AIM OF THE EXERCISE: Each record below is to be retyped exactly, with its pictures omitted.

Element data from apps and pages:
◇ ◇ ◇ ◇

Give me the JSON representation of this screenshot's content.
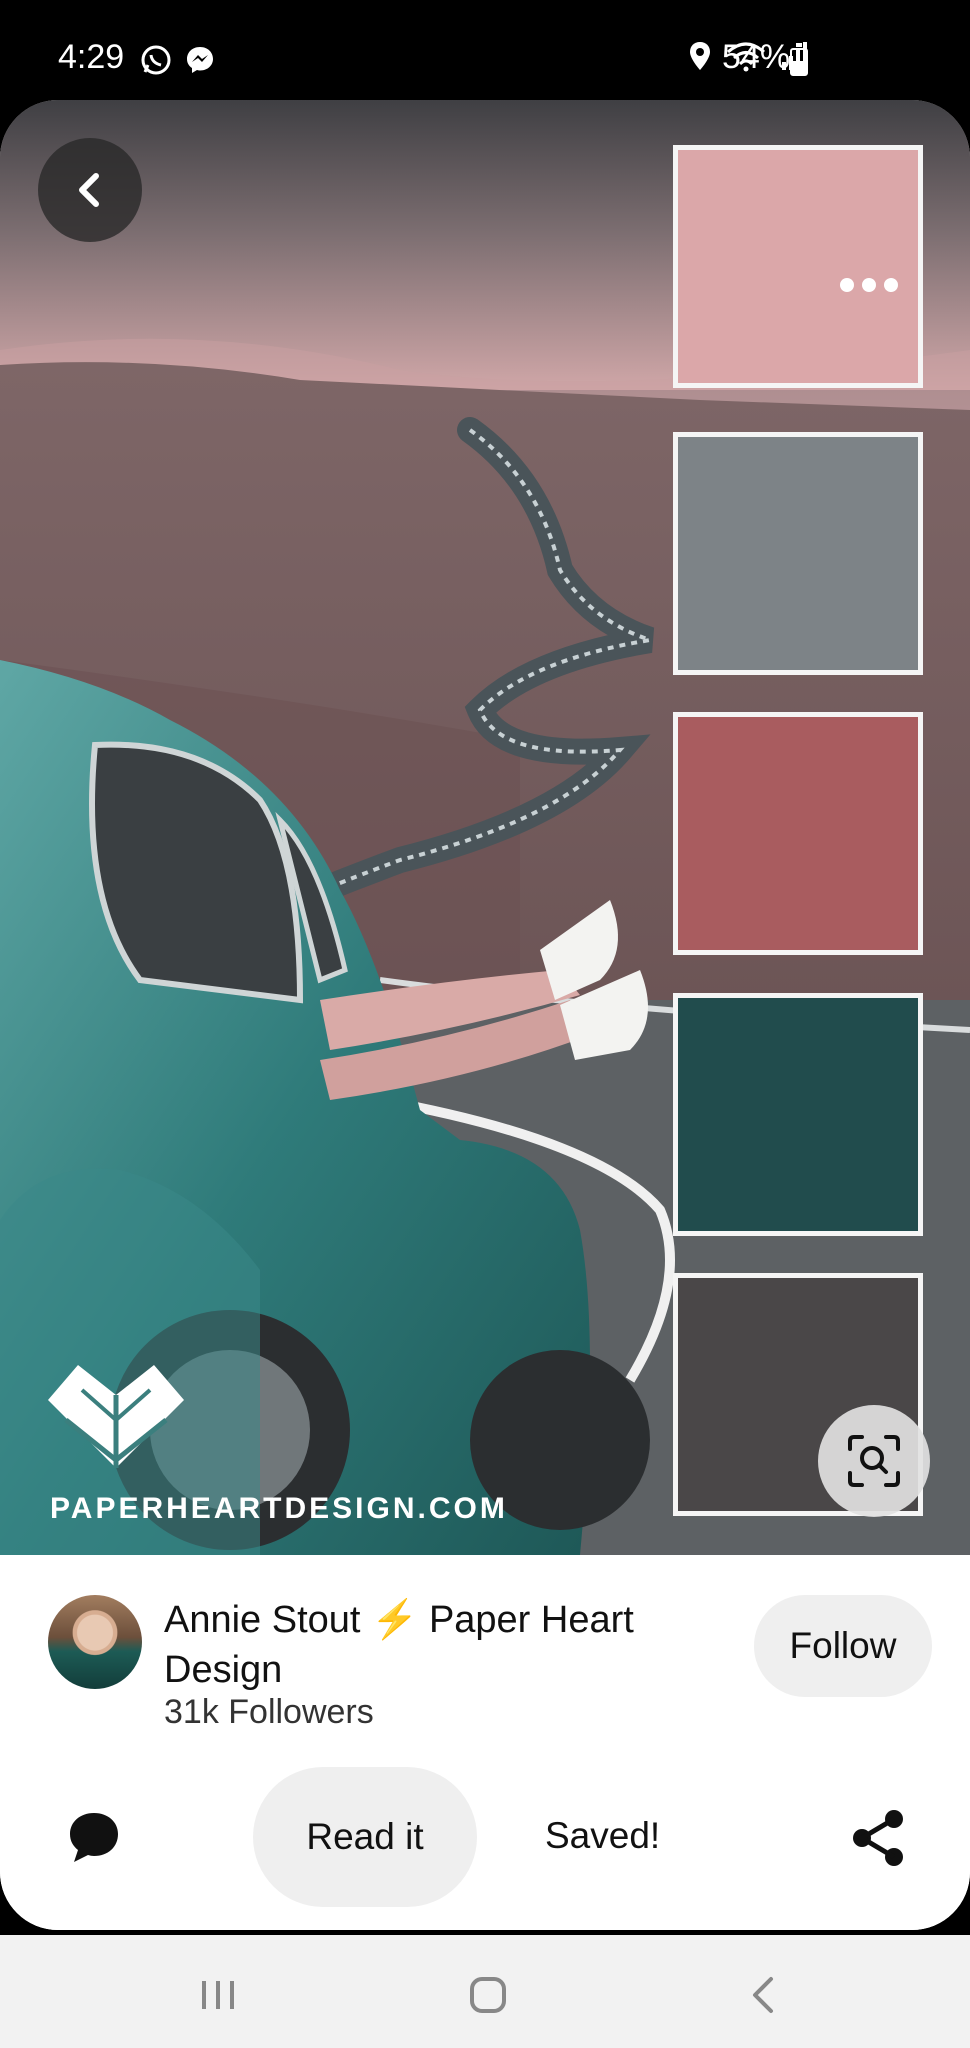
{
  "status_bar": {
    "time": "4:29",
    "battery_percent": "54%",
    "battery_level": 0.54,
    "icons": [
      "whatsapp-icon",
      "messenger-icon",
      "location-icon",
      "wifi-icon",
      "signal-icon",
      "battery-icon"
    ]
  },
  "pin": {
    "watermark": "PAPERHEARTDESIGN.COM",
    "swatches": [
      {
        "name": "blush-pink",
        "color": "#dba7a9"
      },
      {
        "name": "gray",
        "color": "#7d8387"
      },
      {
        "name": "rose-red",
        "color": "#a95c5f"
      },
      {
        "name": "dark-teal",
        "color": "#214c4d"
      },
      {
        "name": "charcoal",
        "color": "#4a4748"
      }
    ],
    "icons": [
      "back-icon",
      "more-icon",
      "visual-search-icon"
    ]
  },
  "creator": {
    "name_part1": "Annie Stout",
    "bolt": "⚡",
    "name_part2": "Paper Heart Design",
    "followers": "31k Followers",
    "follow_label": "Follow"
  },
  "actions": {
    "read_label": "Read it",
    "saved_label": "Saved!",
    "icons": [
      "comment-icon",
      "share-icon"
    ]
  },
  "nav": {
    "icons": [
      "recents-icon",
      "home-icon",
      "back-nav-icon"
    ]
  },
  "colors": {
    "accent_bolt": "#f2b31d",
    "card_bg": "#ffffff",
    "button_bg": "#efefef"
  }
}
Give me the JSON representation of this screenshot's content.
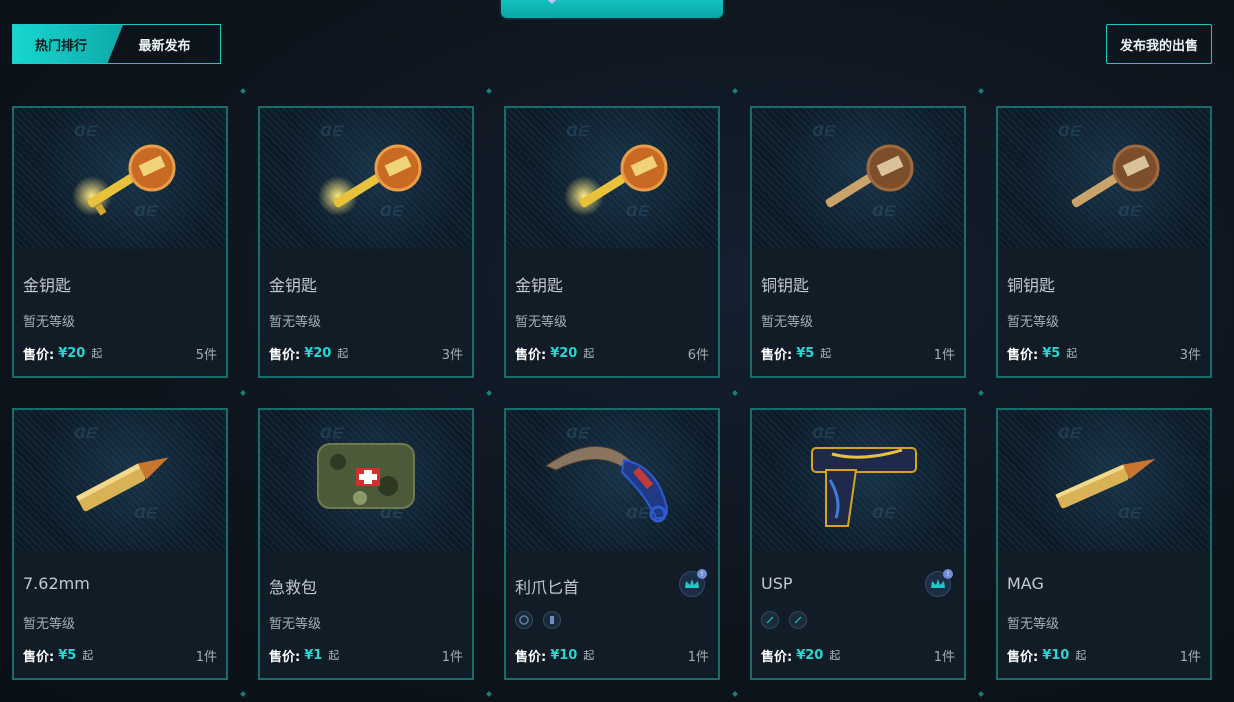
{
  "tabs": {
    "hot": "热门排行",
    "newest": "最新发布"
  },
  "header": {
    "publish_label": "发布我的出售"
  },
  "watermark": "ᗡᗴ",
  "price_label": "售价:",
  "qi_label": "起",
  "items": [
    {
      "name": "金钥匙",
      "grade": "暂无等级",
      "price": "¥20",
      "count": "5件",
      "icon": "gold-key-icon"
    },
    {
      "name": "金钥匙",
      "grade": "暂无等级",
      "price": "¥20",
      "count": "3件",
      "icon": "gold-key-icon"
    },
    {
      "name": "金钥匙",
      "grade": "暂无等级",
      "price": "¥20",
      "count": "6件",
      "icon": "gold-key-icon"
    },
    {
      "name": "铜钥匙",
      "grade": "暂无等级",
      "price": "¥5",
      "count": "1件",
      "icon": "copper-key-icon"
    },
    {
      "name": "铜钥匙",
      "grade": "暂无等级",
      "price": "¥5",
      "count": "3件",
      "icon": "copper-key-icon"
    },
    {
      "name": "7.62mm",
      "grade": "暂无等级",
      "price": "¥5",
      "count": "1件",
      "icon": "bullet-762-icon"
    },
    {
      "name": "急救包",
      "grade": "暂无等级",
      "price": "¥1",
      "count": "1件",
      "icon": "first-aid-kit-icon"
    },
    {
      "name": "利爪匕首",
      "price": "¥10",
      "count": "1件",
      "icon": "karambit-knife-icon",
      "has_crown": true
    },
    {
      "name": "USP",
      "price": "¥20",
      "count": "1件",
      "icon": "usp-pistol-icon",
      "has_crown": true
    },
    {
      "name": "MAG",
      "grade": "暂无等级",
      "price": "¥10",
      "count": "1件",
      "icon": "bullet-mag-icon"
    }
  ],
  "colors": {
    "accent": "#1ec9c3",
    "price": "#21d9d2",
    "card_border": "#186c6a",
    "background": "#0d141c"
  }
}
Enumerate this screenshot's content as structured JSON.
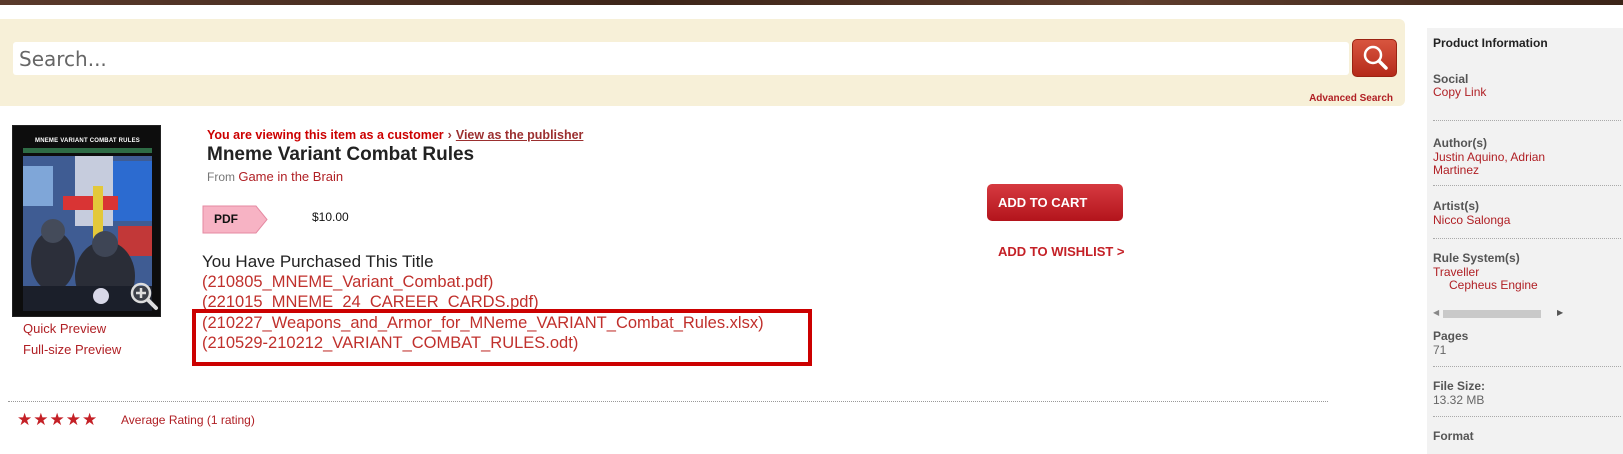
{
  "search": {
    "placeholder": "Search...",
    "advanced_label": "Advanced Search"
  },
  "cover": {
    "title": "MNEME VARIANT COMBAT RULES"
  },
  "previews": {
    "quick": "Quick Preview",
    "full": "Full-size Preview"
  },
  "banner": {
    "viewing_as": "You are viewing this item as a customer",
    "separator": "›",
    "view_as_publisher": "View as the publisher"
  },
  "product": {
    "title": "Mneme Variant Combat Rules",
    "from_label": "From",
    "publisher": "Game in the Brain",
    "format": "PDF",
    "price": "$10.00"
  },
  "purchase": {
    "heading": "You Have Purchased This Title",
    "files": [
      "(210805_MNEME_Variant_Combat.pdf)",
      "(221015_MNEME_24_CAREER_CARDS.pdf)",
      "(210227_Weapons_and_Armor_for_MNeme_VARIANT_Combat_Rules.xlsx)",
      "(210529-210212_VARIANT_COMBAT_RULES.odt)"
    ]
  },
  "actions": {
    "add_to_cart": "ADD TO CART",
    "add_to_wishlist": "ADD TO WISHLIST >"
  },
  "rating": {
    "stars": "★★★★★",
    "text": "Average Rating (1 rating)",
    "value": 5,
    "max": 5
  },
  "sidebar": {
    "heading": "Product Information",
    "social_label": "Social",
    "copy_link": "Copy Link",
    "authors_label": "Author(s)",
    "authors_line1": "Justin Aquino, Adrian",
    "authors_line2": "Martinez",
    "artists_label": "Artist(s)",
    "artist": "Nicco Salonga",
    "rule_label": "Rule System(s)",
    "rule1": "Traveller",
    "rule2": "Cepheus Engine",
    "pages_label": "Pages",
    "pages": "71",
    "filesize_label": "File Size:",
    "filesize": "13.32 MB",
    "format_label": "Format"
  },
  "colors": {
    "accent": "#b01f24",
    "search_band": "#f7f0d8",
    "highlight_border": "#cc0000"
  }
}
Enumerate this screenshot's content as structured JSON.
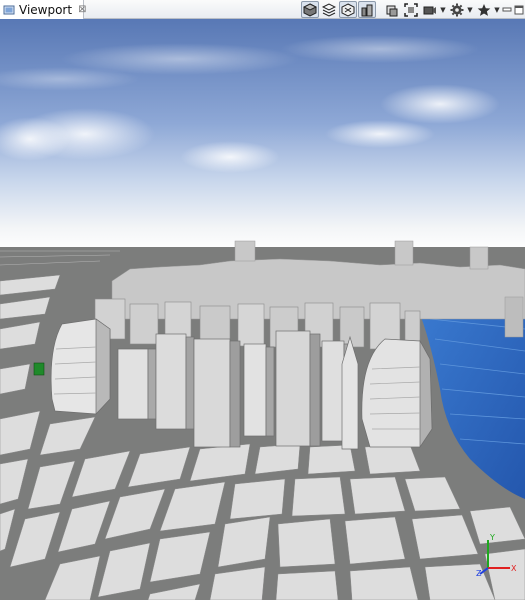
{
  "window": {
    "tab_label": "Viewport",
    "tab_close_glyph": "⊠"
  },
  "toolbar": {
    "buttons": [
      {
        "icon": "shaded-view-icon",
        "active": true
      },
      {
        "icon": "wireframe-view-icon",
        "active": false
      },
      {
        "icon": "texture-view-icon",
        "active": true
      },
      {
        "icon": "building-view-icon",
        "active": true
      },
      {
        "icon": "camera-bookmark-icon",
        "active": false
      },
      {
        "icon": "frame-selection-icon",
        "active": false
      },
      {
        "icon": "camera-icon",
        "active": false
      },
      {
        "icon": "gear-icon",
        "active": false
      },
      {
        "icon": "star-icon",
        "active": false
      }
    ],
    "minimize_glyph": "▭",
    "maximize_glyph": "▭"
  },
  "gizmo": {
    "x_label": "X",
    "y_label": "Y",
    "z_label": "Z",
    "colors": {
      "x": "#e02020",
      "y": "#1ea81e",
      "z": "#1f3fe0"
    }
  },
  "scene": {
    "sky_top": "#5577b8",
    "sky_horizon": "#f4f6f8",
    "ground": "#7e7f7e",
    "block": "#dcdcdc",
    "water": "#2e6bc4",
    "building": "#cfcfcf"
  }
}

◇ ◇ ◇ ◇

RESULT BELOW:
Give me the JSON representation of this screenshot's content.
{
  "status_bar": {
    "time": "4:29",
    "battery_percent": "54%",
    "battery_level": 0.54,
    "icons": [
      "whatsapp-icon",
      "messenger-icon",
      "location-icon",
      "wifi-icon",
      "signal-icon",
      "battery-icon"
    ]
  },
  "pin": {
    "watermark": "PAPERHEARTDESIGN.COM",
    "swatches": [
      {
        "name": "blush-pink",
        "color": "#dba7a9"
      },
      {
        "name": "gray",
        "color": "#7d8387"
      },
      {
        "name": "rose-red",
        "color": "#a95c5f"
      },
      {
        "name": "dark-teal",
        "color": "#214c4d"
      },
      {
        "name": "charcoal",
        "color": "#4a4748"
      }
    ],
    "icons": [
      "back-icon",
      "more-icon",
      "visual-search-icon"
    ]
  },
  "creator": {
    "name_part1": "Annie Stout",
    "bolt": "⚡",
    "name_part2": "Paper Heart Design",
    "followers": "31k Followers",
    "follow_label": "Follow"
  },
  "actions": {
    "read_label": "Read it",
    "saved_label": "Saved!",
    "icons": [
      "comment-icon",
      "share-icon"
    ]
  },
  "nav": {
    "icons": [
      "recents-icon",
      "home-icon",
      "back-nav-icon"
    ]
  },
  "colors": {
    "accent_bolt": "#f2b31d",
    "card_bg": "#ffffff",
    "button_bg": "#efefef"
  }
}
Give me the JSON representation of this screenshot's content.
{
  "tabs": {
    "hot": "热门排行",
    "newest": "最新发布"
  },
  "header": {
    "publish_label": "发布我的出售"
  },
  "watermark": "ᗡᗴ",
  "price_label": "售价:",
  "qi_label": "起",
  "items": [
    {
      "name": "金钥匙",
      "grade": "暂无等级",
      "price": "¥20",
      "count": "5件",
      "icon": "gold-key-icon"
    },
    {
      "name": "金钥匙",
      "grade": "暂无等级",
      "price": "¥20",
      "count": "3件",
      "icon": "gold-key-icon"
    },
    {
      "name": "金钥匙",
      "grade": "暂无等级",
      "price": "¥20",
      "count": "6件",
      "icon": "gold-key-icon"
    },
    {
      "name": "铜钥匙",
      "grade": "暂无等级",
      "price": "¥5",
      "count": "1件",
      "icon": "copper-key-icon"
    },
    {
      "name": "铜钥匙",
      "grade": "暂无等级",
      "price": "¥5",
      "count": "3件",
      "icon": "copper-key-icon"
    },
    {
      "name": "7.62mm",
      "grade": "暂无等级",
      "price": "¥5",
      "count": "1件",
      "icon": "bullet-762-icon"
    },
    {
      "name": "急救包",
      "grade": "暂无等级",
      "price": "¥1",
      "count": "1件",
      "icon": "first-aid-kit-icon"
    },
    {
      "name": "利爪匕首",
      "price": "¥10",
      "count": "1件",
      "icon": "karambit-knife-icon",
      "has_crown": true
    },
    {
      "name": "USP",
      "price": "¥20",
      "count": "1件",
      "icon": "usp-pistol-icon",
      "has_crown": true
    },
    {
      "name": "MAG",
      "grade": "暂无等级",
      "price": "¥10",
      "count": "1件",
      "icon": "bullet-mag-icon"
    }
  ],
  "colors": {
    "accent": "#1ec9c3",
    "price": "#21d9d2",
    "card_border": "#186c6a",
    "background": "#0d141c"
  }
}
Enumerate this screenshot's content as structured JSON.
{
  "search": {
    "placeholder": "Search...",
    "advanced_label": "Advanced Search"
  },
  "cover": {
    "title": "MNEME VARIANT COMBAT RULES"
  },
  "previews": {
    "quick": "Quick Preview",
    "full": "Full-size Preview"
  },
  "banner": {
    "viewing_as": "You are viewing this item as a customer",
    "separator": "›",
    "view_as_publisher": "View as the publisher"
  },
  "product": {
    "title": "Mneme Variant Combat Rules",
    "from_label": "From",
    "publisher": "Game in the Brain",
    "format": "PDF",
    "price": "$10.00"
  },
  "purchase": {
    "heading": "You Have Purchased This Title",
    "files": [
      "(210805_MNEME_Variant_Combat.pdf)",
      "(221015_MNEME_24_CAREER_CARDS.pdf)",
      "(210227_Weapons_and_Armor_for_MNeme_VARIANT_Combat_Rules.xlsx)",
      "(210529-210212_VARIANT_COMBAT_RULES.odt)"
    ]
  },
  "actions": {
    "add_to_cart": "ADD TO CART",
    "add_to_wishlist": "ADD TO WISHLIST >"
  },
  "rating": {
    "stars": "★★★★★",
    "text": "Average Rating (1 rating)",
    "value": 5,
    "max": 5
  },
  "sidebar": {
    "heading": "Product Information",
    "social_label": "Social",
    "copy_link": "Copy Link",
    "authors_label": "Author(s)",
    "authors_line1": "Justin Aquino, Adrian",
    "authors_line2": "Martinez",
    "artists_label": "Artist(s)",
    "artist": "Nicco Salonga",
    "rule_label": "Rule System(s)",
    "rule1": "Traveller",
    "rule2": "Cepheus Engine",
    "pages_label": "Pages",
    "pages": "71",
    "filesize_label": "File Size:",
    "filesize": "13.32 MB",
    "format_label": "Format"
  },
  "colors": {
    "accent": "#b01f24",
    "search_band": "#f7f0d8",
    "highlight_border": "#cc0000"
  }
}
Enumerate this screenshot's content as structured JSON.
{
  "window": {
    "tab_label": "Viewport",
    "tab_close_glyph": "⊠"
  },
  "toolbar": {
    "buttons": [
      {
        "icon": "shaded-view-icon",
        "active": true
      },
      {
        "icon": "wireframe-view-icon",
        "active": false
      },
      {
        "icon": "texture-view-icon",
        "active": true
      },
      {
        "icon": "building-view-icon",
        "active": true
      },
      {
        "icon": "camera-bookmark-icon",
        "active": false
      },
      {
        "icon": "frame-selection-icon",
        "active": false
      },
      {
        "icon": "camera-icon",
        "active": false
      },
      {
        "icon": "gear-icon",
        "active": false
      },
      {
        "icon": "star-icon",
        "active": false
      }
    ],
    "minimize_glyph": "▭",
    "maximize_glyph": "▭"
  },
  "gizmo": {
    "x_label": "X",
    "y_label": "Y",
    "z_label": "Z",
    "colors": {
      "x": "#e02020",
      "y": "#1ea81e",
      "z": "#1f3fe0"
    }
  },
  "scene": {
    "sky_top": "#5577b8",
    "sky_horizon": "#f4f6f8",
    "ground": "#7e7f7e",
    "block": "#dcdcdc",
    "water": "#2e6bc4",
    "building": "#cfcfcf"
  }
}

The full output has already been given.